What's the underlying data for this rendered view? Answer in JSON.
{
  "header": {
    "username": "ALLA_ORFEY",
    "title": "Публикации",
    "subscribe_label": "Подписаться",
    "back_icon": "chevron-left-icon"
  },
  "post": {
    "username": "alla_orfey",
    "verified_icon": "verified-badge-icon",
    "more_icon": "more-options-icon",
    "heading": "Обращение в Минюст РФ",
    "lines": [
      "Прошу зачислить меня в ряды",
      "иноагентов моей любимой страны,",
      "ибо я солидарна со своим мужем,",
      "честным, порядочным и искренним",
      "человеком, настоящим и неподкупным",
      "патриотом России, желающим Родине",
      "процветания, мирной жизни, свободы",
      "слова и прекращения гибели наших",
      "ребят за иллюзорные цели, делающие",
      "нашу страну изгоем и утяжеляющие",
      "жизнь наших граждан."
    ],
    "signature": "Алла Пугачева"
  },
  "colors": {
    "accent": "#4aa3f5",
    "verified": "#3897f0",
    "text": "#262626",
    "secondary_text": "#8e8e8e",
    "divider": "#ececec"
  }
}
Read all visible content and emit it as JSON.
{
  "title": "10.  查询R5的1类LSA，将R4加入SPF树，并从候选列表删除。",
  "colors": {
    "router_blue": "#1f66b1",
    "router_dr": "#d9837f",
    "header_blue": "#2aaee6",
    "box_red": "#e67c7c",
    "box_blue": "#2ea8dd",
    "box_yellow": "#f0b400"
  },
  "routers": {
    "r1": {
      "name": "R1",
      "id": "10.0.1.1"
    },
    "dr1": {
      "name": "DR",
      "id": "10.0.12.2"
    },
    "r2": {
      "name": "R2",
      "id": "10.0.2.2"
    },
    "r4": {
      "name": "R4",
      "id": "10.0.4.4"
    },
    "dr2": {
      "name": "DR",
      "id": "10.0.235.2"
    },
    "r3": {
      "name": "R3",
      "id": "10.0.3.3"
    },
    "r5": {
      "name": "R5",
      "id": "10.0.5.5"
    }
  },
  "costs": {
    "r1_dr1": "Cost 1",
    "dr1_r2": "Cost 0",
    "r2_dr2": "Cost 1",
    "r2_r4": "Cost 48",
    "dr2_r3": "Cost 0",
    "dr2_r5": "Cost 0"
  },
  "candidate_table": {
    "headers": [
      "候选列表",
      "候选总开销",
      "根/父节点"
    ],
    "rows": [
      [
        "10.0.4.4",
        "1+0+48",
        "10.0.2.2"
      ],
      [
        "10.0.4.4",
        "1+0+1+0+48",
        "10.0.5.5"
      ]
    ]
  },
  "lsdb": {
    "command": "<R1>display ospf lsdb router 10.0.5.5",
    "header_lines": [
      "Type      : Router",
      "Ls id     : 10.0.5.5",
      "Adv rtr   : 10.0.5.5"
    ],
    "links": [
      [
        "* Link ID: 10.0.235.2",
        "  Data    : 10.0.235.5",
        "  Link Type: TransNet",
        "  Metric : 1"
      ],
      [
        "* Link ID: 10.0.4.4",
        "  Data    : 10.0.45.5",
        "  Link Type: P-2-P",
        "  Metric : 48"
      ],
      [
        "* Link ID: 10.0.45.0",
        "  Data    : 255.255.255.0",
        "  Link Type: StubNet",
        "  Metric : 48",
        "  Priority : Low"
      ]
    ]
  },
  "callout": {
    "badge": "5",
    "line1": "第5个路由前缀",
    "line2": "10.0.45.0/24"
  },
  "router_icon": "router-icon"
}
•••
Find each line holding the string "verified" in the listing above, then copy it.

    "verified_icon": "verified-badge-icon",
    "verified": "#3897f0",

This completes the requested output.